Start of Block

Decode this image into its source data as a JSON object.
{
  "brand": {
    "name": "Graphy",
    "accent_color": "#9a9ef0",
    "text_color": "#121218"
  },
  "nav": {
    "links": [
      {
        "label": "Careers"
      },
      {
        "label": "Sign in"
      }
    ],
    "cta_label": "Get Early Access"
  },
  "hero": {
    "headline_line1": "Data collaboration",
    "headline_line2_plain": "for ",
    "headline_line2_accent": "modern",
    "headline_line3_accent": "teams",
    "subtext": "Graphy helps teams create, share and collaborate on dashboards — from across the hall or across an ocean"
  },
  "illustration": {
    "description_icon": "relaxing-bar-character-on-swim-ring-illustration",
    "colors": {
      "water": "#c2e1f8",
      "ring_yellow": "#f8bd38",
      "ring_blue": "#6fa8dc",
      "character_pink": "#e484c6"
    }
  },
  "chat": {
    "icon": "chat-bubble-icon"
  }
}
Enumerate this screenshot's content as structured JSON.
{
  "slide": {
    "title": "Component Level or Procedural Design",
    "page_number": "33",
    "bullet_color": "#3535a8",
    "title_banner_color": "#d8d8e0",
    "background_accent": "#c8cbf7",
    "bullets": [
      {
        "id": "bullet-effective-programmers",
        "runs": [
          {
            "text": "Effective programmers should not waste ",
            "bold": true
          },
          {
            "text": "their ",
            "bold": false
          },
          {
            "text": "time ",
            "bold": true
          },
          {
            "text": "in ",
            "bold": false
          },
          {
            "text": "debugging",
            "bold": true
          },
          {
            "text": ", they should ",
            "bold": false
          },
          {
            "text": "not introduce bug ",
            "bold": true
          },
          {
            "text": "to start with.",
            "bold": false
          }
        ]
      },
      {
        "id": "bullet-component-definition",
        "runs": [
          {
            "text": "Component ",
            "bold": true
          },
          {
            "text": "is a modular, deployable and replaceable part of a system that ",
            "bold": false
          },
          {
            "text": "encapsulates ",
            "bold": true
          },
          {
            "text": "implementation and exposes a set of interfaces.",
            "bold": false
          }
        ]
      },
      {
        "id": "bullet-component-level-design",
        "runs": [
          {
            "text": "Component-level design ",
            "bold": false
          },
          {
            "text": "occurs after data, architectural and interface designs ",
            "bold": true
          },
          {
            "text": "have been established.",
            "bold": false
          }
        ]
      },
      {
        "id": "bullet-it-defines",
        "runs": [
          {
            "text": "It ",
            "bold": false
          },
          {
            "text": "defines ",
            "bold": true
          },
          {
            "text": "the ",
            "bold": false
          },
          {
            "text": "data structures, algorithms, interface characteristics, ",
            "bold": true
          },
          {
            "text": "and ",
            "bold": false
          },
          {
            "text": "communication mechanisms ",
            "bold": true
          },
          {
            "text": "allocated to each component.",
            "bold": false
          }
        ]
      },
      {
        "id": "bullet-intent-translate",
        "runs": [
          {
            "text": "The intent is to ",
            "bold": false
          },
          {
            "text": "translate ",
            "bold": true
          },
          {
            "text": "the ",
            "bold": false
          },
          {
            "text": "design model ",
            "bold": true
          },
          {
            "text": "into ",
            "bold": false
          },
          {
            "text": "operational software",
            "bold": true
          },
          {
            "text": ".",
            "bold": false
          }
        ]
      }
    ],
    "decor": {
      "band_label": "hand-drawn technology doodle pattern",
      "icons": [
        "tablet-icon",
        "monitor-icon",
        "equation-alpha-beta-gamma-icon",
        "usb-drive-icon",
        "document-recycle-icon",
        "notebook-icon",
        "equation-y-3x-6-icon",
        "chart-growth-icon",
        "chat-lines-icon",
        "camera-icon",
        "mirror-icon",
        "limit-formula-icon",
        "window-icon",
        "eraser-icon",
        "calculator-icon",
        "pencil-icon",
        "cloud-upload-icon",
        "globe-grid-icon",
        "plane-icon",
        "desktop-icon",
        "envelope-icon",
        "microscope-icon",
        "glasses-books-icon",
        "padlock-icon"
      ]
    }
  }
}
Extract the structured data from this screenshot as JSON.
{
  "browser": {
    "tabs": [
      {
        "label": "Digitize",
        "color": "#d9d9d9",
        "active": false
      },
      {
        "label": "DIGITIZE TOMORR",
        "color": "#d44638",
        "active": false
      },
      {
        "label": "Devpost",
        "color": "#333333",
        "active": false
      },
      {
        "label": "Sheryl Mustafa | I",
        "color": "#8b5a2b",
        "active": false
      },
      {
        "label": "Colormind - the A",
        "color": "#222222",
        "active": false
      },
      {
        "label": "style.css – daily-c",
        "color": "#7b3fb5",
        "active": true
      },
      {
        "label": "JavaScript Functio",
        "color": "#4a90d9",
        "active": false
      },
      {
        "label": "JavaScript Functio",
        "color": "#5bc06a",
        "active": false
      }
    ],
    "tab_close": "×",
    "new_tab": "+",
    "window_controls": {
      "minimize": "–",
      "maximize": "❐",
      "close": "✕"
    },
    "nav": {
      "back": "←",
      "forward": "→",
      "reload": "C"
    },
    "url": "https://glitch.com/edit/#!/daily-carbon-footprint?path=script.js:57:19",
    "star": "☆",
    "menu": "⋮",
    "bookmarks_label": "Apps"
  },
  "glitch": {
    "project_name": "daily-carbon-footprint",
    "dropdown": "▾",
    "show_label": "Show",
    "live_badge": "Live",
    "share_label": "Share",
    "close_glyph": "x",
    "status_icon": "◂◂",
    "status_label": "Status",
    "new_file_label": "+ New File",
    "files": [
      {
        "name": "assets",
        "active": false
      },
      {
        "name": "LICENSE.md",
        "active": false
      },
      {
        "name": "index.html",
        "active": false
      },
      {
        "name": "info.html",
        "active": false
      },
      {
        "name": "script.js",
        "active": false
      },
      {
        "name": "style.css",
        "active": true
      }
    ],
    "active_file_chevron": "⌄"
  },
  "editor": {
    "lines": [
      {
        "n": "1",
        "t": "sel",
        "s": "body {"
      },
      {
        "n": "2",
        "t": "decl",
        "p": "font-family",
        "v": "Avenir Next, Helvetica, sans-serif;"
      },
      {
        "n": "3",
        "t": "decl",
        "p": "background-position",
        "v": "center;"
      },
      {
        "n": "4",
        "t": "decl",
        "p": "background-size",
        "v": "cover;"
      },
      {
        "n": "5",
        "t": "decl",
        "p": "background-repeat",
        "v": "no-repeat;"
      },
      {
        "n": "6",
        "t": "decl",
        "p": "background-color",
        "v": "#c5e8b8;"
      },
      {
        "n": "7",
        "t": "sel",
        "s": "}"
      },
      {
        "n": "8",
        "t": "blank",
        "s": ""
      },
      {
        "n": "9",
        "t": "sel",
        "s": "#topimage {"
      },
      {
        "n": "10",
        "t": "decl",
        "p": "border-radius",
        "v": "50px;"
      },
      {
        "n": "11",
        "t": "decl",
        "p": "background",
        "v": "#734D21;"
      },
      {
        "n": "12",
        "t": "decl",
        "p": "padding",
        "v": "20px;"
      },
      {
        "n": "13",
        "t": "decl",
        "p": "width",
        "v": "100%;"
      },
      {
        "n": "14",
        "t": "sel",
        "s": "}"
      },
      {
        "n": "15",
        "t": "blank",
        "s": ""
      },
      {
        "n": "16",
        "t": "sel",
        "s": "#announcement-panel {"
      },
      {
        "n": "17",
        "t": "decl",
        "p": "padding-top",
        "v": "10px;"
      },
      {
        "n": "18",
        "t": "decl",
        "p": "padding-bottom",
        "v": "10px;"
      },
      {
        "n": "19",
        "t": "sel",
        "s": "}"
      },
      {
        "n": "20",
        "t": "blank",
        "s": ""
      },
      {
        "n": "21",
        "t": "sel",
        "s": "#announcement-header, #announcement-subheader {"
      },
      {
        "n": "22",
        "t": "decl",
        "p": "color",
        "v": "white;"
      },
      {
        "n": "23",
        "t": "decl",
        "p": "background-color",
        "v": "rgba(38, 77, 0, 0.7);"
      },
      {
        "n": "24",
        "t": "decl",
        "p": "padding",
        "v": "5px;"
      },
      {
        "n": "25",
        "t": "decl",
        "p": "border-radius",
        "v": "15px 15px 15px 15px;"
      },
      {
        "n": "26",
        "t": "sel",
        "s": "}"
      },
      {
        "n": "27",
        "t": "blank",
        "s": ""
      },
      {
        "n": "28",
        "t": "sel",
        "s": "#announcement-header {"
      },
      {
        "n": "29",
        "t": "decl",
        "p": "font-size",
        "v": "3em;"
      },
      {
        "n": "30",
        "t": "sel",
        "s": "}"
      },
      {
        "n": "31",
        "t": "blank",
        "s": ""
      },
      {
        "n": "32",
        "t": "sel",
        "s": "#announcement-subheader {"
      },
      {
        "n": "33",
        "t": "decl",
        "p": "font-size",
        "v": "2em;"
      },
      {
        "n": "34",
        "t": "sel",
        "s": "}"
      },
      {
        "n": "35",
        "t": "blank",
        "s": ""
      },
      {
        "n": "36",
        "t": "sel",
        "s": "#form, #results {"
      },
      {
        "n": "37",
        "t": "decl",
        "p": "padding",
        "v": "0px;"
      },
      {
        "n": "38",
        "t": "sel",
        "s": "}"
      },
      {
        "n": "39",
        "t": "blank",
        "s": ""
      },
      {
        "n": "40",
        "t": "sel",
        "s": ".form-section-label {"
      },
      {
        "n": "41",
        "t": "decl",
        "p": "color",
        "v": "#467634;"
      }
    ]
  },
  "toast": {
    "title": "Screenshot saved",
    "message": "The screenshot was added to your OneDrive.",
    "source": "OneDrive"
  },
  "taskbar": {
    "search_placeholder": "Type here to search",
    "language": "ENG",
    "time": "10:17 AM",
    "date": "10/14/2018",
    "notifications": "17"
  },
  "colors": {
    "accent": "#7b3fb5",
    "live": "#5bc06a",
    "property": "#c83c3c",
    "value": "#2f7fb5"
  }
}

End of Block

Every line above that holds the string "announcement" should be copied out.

        "s": "#announcement-panel {"
        "s": "#announcement-header, #announcement-subheader {"
        "s": "#announcement-header {"
        "s": "#announcement-subheader {"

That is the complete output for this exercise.